Matching. The visuals in your story should match up with the words. KARE-TV photojournalist Jonathan Malat likes to use the phrase, “Say it, prove it.” What he means is that if a sound bite or a line of narration describes an action or mood, you should use video to reinforce it. As Mulvaney puts it, “When the fire chief says: ‘We gave mouth-to-mouth to six kittens’– I don’t want to see his face, I want to see the kittens.”

Pacing. Shots and sound bites that run on too long risk boring the viewer. That doesn’t mean you need an edit every one or two seconds. Rapid cuts are great for drawing attention but they can also overwhelm your content. If you’re dealing with a complex story and you don’t want viewers to miss the meaning in the narration or sound bites, keep the editing pace moderate to slow. If your content is primarily visual, like on a breaking news story, feel free to speed up the edits.

Read more tips for video storytelling at Mulvaney’s blog, Mastering Multimedia, which inspired this post. Thanks, Colin!
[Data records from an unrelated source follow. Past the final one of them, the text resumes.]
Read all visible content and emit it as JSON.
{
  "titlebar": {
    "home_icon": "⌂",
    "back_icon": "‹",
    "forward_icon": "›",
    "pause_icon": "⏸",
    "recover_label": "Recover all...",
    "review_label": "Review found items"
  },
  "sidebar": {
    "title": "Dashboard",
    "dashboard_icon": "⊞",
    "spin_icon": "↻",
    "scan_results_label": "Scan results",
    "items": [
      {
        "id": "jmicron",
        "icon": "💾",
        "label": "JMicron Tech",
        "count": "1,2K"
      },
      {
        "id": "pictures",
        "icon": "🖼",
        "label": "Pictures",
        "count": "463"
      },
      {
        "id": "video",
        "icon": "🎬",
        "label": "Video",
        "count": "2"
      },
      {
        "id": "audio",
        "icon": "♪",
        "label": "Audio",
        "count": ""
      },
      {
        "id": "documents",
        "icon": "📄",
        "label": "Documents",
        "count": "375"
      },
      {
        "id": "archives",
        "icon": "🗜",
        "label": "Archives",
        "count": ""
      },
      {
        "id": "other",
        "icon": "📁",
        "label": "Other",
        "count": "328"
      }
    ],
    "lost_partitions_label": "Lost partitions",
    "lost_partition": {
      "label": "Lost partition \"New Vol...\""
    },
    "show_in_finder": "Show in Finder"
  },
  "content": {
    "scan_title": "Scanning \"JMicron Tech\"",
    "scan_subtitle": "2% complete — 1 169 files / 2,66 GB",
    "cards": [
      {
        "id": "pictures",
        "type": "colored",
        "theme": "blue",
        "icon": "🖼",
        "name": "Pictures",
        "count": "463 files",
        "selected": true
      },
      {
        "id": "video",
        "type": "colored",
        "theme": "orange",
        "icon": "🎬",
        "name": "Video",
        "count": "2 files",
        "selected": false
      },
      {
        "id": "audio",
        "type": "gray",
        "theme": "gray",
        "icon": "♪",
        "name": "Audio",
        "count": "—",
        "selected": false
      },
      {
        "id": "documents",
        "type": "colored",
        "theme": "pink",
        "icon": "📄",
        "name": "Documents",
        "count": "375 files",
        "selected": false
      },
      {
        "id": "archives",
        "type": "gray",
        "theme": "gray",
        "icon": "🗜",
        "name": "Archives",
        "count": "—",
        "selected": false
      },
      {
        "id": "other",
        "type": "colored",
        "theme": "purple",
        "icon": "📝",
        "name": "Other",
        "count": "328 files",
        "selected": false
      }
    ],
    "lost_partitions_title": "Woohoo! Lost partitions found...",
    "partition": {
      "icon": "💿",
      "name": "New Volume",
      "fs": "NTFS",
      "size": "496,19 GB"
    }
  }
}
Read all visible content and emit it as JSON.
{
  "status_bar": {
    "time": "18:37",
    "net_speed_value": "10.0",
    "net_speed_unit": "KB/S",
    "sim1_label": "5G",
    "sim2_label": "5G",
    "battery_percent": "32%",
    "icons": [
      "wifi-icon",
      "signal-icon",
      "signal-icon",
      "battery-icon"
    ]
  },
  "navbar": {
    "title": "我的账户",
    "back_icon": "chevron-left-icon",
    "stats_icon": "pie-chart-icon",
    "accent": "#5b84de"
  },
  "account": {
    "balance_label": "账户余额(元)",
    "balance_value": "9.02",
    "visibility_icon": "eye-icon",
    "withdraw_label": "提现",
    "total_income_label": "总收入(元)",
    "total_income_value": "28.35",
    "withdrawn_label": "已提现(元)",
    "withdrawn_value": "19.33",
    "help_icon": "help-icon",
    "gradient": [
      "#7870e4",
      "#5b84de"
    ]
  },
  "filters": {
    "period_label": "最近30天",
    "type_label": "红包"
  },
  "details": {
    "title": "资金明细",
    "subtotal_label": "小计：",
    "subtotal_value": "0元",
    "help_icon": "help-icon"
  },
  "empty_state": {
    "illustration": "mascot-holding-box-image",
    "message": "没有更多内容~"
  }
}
Never stop learning

The best journalists I know are life-long learners. They’re good at their craft but they never think they know it all.

John Gross is one of them. He’s a photographer and feature reporter at KSTP-TV in Minneapolis who’s won his share of national awards. But when he speaks at workshops and conferences like the recent NPPA Northern Short Course, he comes early and stays late, attending sessions and taking notes. At the age of 62, he’s still trying to improve his work:

Planning for breaking news

It may sound counterintuitive, but you really do need a plan if you’re going to do the best possible job of covering breaking news. The more prepared you are, the less you have to worry about when the big story hits. That’s especially true online.

Consider the elements you’ll want to add to your Web covereage of breaking news and make sure you’re ready to build them in a hurry. The list would most likely include maps, timelines, resource links and slide shows ( because they’re more flexible and generally more popular with users than video).

If you don’t yet have a game plan for reporting a crisis online, consult the tip sheet Mark Luckie has put together at 10,000 Words. He links to tools that can help you produce interactive elements fast. For a quick Google map mashup, for example, he suggests FM Atlas.  (Is it just me, or does it seem like there’s a new mapping tool added every week?)

Breaking news coverage on the Web requires more than a few interactive elements, however:

Most importantly, all the print stories, multimedia, interactive graphics and blog posts should be aggregated on one page to serve as a single destination for those looking for information related to the crisis. Not only does a landing page make content easily accessible but it makes the hunt for the latest news less of a struggle when time may be a factor.

Figuring out how to do all of this before a big story breaks will pay off big time when it does.